- **WHAT YOU NEED TO DO**
When you restate the entries that follow, keep every word exactly and drop the pictures.

------ DATA FOR THIS EXERCISE ------

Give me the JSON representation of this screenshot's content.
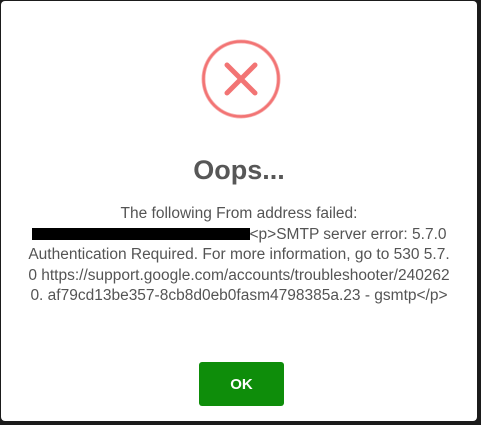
{
  "dialog": {
    "icon": "error-x-circle-icon",
    "icon_color": "#f27474",
    "title": "Oops...",
    "message_part1": "The following From address failed:",
    "message_part2": "<p>SMTP server error: 5.7.0 Authentication Required. For more information, go to 530 5.7.0 https://support.google.com/accounts/troubleshooter/2402620. af79cd13be357-8cb8d0eb0fasm4798385a.23 - gsmtp</p>",
    "ok_label": "OK",
    "ok_color": "#0e8d0a"
  }
}
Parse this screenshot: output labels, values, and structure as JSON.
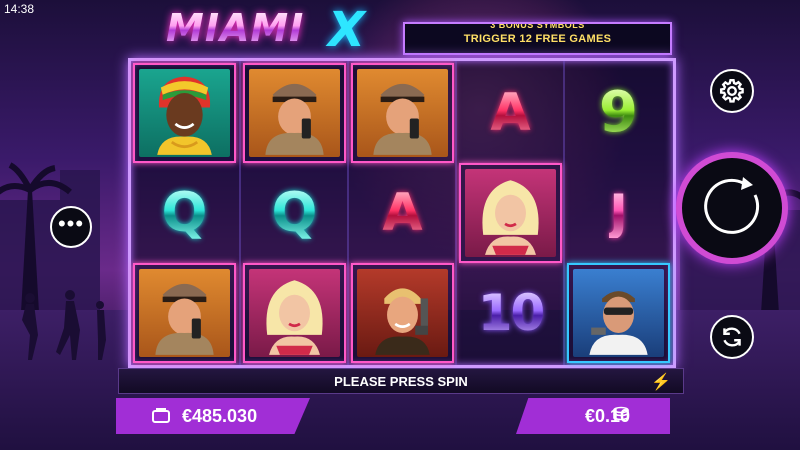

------

- **THE COMPLETED TASK**
Give me the JSON representation of this screenshot's content.
{
  "dialog": {
    "icon": "error-x-circle-icon",
    "icon_color": "#f27474",
    "title": "Oops...",
    "message_part1": "The following From address failed:",
    "message_part2": "<p>SMTP server error: 5.7.0 Authentication Required. For more information, go to 530 5.7.0 https://support.google.com/accounts/troubleshooter/2402620. af79cd13be357-8cb8d0eb0fasm4798385a.23 - gsmtp</p>",
    "ok_label": "OK",
    "ok_color": "#0e8d0a"
  }
}
Parse this screenshot: output labels, values, and structure as JSON.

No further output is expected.